## Prompt
Look through the lines below for the word "role", and copy every line that has it.

Items from an interface collection:
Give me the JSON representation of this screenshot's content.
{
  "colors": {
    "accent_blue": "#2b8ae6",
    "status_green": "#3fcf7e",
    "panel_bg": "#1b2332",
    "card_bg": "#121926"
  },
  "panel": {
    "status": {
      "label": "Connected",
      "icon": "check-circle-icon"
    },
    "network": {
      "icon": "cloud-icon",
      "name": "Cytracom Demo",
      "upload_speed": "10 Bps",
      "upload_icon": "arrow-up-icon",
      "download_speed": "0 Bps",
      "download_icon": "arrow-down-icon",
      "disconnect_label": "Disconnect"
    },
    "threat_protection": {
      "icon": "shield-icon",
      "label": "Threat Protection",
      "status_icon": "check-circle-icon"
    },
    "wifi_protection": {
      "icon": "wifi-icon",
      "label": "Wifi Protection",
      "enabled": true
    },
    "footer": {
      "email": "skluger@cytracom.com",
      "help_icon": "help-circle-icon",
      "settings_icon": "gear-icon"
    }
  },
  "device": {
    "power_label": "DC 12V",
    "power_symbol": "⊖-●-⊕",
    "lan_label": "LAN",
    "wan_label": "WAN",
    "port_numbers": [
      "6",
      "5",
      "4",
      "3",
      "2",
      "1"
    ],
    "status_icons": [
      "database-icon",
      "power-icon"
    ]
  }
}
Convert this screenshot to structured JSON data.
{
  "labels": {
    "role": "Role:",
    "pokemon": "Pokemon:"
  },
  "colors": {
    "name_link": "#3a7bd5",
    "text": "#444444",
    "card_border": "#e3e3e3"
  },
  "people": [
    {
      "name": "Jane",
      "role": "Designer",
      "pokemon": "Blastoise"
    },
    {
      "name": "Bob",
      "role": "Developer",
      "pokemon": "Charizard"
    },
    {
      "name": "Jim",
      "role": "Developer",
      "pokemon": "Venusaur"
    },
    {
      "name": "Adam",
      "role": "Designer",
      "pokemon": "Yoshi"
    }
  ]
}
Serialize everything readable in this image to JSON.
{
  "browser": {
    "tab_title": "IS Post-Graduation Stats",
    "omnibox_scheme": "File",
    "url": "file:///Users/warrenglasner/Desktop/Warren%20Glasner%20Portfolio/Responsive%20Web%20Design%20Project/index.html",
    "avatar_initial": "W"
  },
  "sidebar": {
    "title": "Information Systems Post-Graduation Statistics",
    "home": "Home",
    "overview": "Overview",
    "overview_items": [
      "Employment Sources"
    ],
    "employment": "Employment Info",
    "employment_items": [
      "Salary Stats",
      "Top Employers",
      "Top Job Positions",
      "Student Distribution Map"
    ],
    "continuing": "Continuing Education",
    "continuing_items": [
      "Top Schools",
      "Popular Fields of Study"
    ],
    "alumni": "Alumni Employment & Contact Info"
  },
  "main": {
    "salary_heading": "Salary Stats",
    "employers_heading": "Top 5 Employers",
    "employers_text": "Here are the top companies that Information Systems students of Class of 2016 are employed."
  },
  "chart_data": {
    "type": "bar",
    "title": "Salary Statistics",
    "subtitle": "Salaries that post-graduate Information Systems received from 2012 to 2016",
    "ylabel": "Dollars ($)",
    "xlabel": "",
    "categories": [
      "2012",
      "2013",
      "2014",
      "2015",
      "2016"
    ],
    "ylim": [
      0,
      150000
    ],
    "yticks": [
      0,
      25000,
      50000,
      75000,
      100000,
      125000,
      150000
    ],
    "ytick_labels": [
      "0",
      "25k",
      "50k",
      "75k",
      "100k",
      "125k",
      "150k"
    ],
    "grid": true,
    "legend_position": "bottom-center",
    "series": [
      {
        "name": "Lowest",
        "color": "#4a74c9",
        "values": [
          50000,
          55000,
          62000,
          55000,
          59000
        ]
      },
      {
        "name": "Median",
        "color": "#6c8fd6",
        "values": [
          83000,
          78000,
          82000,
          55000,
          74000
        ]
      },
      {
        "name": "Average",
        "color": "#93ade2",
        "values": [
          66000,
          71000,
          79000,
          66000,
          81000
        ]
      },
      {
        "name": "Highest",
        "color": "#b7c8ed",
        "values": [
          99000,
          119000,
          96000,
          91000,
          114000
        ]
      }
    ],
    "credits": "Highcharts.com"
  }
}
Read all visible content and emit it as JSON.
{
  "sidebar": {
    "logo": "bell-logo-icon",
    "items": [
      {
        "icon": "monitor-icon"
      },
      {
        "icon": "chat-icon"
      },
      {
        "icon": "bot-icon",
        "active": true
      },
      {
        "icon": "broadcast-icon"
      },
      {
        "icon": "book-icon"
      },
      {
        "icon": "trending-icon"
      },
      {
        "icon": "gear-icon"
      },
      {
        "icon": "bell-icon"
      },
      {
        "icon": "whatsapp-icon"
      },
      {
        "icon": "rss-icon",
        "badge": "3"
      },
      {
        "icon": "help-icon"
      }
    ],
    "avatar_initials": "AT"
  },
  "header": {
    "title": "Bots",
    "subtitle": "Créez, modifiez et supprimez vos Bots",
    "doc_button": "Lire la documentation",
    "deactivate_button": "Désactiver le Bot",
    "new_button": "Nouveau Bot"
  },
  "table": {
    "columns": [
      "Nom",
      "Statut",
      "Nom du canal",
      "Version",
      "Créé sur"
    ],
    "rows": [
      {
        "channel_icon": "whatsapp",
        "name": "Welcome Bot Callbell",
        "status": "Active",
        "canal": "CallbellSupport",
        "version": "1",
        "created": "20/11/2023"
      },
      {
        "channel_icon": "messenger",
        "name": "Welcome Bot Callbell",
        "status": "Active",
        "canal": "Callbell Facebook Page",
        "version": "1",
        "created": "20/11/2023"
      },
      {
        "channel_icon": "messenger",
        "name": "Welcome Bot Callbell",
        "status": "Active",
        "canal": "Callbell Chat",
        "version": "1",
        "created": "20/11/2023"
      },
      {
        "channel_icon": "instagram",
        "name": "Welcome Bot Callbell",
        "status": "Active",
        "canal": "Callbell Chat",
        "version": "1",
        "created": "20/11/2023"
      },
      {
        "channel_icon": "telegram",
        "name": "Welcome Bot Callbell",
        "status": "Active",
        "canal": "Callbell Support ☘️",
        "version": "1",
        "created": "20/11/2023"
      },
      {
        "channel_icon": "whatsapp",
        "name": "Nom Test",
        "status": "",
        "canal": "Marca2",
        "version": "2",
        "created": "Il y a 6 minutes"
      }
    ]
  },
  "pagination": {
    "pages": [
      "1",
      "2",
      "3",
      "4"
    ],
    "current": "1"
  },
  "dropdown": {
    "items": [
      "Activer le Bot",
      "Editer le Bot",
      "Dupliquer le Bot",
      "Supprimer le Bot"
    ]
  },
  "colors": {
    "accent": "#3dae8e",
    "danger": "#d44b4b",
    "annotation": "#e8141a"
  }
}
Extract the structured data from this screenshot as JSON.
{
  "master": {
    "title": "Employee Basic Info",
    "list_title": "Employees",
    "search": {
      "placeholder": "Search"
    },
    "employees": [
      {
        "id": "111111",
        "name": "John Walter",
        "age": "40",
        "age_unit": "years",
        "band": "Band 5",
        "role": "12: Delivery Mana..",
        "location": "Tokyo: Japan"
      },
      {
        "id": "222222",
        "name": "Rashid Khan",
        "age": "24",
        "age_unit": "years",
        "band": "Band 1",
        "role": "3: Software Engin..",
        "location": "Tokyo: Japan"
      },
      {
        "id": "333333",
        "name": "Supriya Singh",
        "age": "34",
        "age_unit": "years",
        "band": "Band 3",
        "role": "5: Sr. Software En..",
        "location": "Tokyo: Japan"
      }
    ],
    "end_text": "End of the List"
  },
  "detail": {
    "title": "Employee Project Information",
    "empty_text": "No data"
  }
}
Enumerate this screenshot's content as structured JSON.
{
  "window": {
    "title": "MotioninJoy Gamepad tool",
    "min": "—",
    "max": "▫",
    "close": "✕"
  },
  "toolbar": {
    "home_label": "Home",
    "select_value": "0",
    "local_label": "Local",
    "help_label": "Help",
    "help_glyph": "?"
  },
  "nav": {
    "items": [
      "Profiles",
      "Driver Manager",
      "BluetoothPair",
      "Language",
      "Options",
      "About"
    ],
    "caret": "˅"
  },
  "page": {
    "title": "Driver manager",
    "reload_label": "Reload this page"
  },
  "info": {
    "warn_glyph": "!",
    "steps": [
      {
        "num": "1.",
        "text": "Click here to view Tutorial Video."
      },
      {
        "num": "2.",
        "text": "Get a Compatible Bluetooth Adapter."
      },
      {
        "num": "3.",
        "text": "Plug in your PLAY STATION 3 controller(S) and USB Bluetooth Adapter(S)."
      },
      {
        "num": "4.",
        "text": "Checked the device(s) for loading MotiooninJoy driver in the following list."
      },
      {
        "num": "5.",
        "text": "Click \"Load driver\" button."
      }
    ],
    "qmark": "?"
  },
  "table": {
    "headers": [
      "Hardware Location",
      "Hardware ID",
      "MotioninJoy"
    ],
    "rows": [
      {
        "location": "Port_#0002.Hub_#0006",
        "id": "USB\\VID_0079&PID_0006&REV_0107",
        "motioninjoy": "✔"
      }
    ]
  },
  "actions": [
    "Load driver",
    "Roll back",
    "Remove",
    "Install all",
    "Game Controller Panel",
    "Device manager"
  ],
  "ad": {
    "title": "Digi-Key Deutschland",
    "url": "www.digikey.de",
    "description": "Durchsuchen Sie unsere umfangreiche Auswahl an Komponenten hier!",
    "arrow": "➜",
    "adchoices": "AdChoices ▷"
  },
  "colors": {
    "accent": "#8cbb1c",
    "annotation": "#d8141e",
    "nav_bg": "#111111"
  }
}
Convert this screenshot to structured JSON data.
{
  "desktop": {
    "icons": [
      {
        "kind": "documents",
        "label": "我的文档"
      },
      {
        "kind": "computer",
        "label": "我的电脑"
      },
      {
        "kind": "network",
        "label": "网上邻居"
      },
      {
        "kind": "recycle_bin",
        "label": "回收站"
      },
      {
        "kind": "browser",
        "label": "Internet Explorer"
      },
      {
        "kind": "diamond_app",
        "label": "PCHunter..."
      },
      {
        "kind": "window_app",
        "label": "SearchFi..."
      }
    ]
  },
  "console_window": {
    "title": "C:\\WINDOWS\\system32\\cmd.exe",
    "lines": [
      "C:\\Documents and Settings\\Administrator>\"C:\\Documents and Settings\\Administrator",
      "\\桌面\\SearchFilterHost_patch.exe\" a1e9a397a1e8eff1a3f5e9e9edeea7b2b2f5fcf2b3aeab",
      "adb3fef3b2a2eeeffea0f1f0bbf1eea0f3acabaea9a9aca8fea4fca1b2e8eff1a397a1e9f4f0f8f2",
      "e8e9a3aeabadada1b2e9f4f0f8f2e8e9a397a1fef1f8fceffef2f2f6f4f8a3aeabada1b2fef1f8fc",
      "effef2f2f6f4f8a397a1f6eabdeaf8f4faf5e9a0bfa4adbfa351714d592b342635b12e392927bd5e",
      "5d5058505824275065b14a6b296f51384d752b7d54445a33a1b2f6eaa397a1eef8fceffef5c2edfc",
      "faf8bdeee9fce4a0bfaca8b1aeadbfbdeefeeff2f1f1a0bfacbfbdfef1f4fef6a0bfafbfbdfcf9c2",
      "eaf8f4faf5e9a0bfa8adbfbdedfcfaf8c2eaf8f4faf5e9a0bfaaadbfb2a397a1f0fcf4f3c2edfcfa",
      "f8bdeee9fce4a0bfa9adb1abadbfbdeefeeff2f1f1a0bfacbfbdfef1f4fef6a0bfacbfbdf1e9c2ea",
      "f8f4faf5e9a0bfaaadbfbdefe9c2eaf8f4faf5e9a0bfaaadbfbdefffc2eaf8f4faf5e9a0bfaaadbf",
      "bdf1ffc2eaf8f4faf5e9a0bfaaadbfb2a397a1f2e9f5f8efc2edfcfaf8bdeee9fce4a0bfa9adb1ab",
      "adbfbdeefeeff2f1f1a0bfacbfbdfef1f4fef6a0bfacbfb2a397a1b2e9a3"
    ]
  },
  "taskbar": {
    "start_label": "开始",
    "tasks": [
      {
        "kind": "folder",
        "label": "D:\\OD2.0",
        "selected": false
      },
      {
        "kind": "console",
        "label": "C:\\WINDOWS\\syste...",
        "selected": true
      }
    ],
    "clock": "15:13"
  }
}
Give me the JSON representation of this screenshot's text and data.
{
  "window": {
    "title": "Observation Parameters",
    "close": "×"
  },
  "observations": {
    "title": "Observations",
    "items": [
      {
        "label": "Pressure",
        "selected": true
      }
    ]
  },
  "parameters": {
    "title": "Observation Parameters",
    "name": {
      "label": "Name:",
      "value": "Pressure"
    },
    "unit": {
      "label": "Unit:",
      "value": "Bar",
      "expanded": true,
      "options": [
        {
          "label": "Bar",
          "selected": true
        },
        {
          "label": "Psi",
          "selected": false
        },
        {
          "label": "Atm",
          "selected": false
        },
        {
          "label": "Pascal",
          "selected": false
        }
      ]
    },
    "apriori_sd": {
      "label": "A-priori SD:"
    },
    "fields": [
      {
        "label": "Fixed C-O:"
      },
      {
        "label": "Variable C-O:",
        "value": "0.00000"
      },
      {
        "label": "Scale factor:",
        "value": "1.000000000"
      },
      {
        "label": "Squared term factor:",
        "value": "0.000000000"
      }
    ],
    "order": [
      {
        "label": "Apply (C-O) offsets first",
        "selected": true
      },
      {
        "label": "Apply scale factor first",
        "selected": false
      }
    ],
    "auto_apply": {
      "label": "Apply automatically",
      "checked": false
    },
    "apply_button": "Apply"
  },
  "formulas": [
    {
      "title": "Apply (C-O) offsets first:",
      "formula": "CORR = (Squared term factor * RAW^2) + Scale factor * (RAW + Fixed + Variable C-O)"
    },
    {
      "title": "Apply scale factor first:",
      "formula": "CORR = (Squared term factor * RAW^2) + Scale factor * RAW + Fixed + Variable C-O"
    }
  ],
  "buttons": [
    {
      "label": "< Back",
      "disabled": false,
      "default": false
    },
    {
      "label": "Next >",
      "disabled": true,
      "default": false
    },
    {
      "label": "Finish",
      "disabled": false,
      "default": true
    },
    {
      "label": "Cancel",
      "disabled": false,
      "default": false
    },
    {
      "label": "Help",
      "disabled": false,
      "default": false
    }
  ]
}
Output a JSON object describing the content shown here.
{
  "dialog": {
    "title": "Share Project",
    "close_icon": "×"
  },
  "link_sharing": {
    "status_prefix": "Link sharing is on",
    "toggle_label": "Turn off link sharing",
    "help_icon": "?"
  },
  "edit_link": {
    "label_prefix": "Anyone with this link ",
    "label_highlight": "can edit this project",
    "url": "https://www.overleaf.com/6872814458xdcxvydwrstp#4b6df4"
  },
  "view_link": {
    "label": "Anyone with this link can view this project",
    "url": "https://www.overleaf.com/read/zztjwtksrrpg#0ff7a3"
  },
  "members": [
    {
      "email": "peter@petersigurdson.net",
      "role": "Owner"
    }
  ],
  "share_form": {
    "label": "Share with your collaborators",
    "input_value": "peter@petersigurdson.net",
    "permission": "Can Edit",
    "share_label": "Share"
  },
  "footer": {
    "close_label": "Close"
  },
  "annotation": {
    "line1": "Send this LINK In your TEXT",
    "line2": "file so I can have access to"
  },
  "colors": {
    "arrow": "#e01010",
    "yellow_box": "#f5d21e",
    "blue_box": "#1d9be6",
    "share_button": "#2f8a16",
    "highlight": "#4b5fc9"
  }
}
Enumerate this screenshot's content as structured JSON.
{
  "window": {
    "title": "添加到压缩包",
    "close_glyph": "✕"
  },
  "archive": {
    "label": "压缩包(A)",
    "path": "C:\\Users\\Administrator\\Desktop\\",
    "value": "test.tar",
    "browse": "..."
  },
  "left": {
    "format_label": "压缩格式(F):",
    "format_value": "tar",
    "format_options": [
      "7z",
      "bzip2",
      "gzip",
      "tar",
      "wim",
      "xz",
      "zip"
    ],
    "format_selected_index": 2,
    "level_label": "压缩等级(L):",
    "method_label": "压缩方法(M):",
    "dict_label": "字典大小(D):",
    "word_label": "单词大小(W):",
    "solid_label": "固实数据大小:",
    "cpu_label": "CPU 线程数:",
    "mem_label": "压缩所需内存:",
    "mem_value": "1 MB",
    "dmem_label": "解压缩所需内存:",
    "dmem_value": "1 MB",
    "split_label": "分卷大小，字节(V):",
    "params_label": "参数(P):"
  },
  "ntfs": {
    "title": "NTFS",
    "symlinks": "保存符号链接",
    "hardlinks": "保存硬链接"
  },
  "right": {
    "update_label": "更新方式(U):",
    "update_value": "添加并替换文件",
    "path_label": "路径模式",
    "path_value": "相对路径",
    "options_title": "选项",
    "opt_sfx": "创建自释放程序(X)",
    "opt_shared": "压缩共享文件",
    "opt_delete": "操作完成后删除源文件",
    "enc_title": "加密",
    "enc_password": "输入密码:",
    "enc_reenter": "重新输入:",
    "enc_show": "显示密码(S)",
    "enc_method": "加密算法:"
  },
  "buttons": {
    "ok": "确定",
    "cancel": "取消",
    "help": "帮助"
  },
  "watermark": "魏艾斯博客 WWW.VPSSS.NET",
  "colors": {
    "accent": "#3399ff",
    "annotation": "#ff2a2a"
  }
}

## Expected answer
    "role": "Role:",
      "role": "Designer",
      "role": "Developer",
      "role": "Developer",
      "role": "Designer",
        "role": "12: Delivery Mana..",
        "role": "3: Software Engin..",
        "role": "5: Sr. Software En..",
      "role": "Owner"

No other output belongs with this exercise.